The Department of Justice alleged in an indictment Tuesday against Hunter and his wife, Margaret Hunter, that the GOP congressman used campaign funds to purchase trips to Italy and Hawaii, pay for his family's dental work, his children's tuition and international travel for nearly a dozen relatives.

He also allegedly spent thousands on "fast food, movie tickets, golf outings, video games, coffee, groceries, home utilities, and expensive meals."

The Justice Department said Hunter falsified campaign records filed to the Federal Election Commission to conceal the purchases.

House Minority Leader Nancy PelosiNancy PelosiTrump's Intel moves spark Democratic fury Buttigieg sounds alarm after Sanders wins Nevada Russian interference reports rock Capitol Hill MORE (D-Calif.) called on Hunter to resign over the charges.

Despite the indictment, Hunter will remain on the ballot in California's 50th Congressional District in November. A spokesman for the California secretary of state said in a statement to The Hill that there is no process to remove his name from the ballot.
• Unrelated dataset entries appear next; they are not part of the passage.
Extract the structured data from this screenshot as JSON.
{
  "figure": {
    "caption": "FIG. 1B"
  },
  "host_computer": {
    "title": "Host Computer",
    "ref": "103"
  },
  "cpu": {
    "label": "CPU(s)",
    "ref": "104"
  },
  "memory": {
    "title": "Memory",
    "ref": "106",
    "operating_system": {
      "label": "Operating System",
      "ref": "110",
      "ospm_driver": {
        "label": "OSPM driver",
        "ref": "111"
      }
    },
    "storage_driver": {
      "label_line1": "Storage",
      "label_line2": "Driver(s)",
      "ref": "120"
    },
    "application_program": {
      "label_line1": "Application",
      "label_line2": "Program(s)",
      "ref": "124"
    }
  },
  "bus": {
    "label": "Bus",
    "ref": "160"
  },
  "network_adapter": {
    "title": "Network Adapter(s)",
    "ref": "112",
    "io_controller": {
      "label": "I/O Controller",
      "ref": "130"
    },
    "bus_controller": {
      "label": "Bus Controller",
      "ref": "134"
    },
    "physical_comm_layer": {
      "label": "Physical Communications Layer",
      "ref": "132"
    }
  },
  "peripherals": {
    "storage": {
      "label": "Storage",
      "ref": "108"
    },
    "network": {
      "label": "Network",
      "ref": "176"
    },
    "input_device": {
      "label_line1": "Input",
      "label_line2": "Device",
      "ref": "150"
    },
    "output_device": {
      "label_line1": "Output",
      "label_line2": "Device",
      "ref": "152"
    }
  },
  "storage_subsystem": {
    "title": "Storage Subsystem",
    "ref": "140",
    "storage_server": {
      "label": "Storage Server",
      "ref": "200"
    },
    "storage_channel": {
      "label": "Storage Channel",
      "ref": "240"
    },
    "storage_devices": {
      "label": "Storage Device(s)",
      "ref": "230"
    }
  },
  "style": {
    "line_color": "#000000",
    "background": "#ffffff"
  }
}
Hunter will face a Democratic challenger, Ammar Campa-Najjar, in a district that President TrumpDonald John TrumpSchiff blasts Trump for making 'false claims' about Russia intel: 'You've betrayed America. Again.' Poll: Sanders leads 2020 Democratic field with 28 percent, followed by Warren and Biden More than 6 in 10 expect Trump to be reelected: poll MORE won by 15 points in 2016.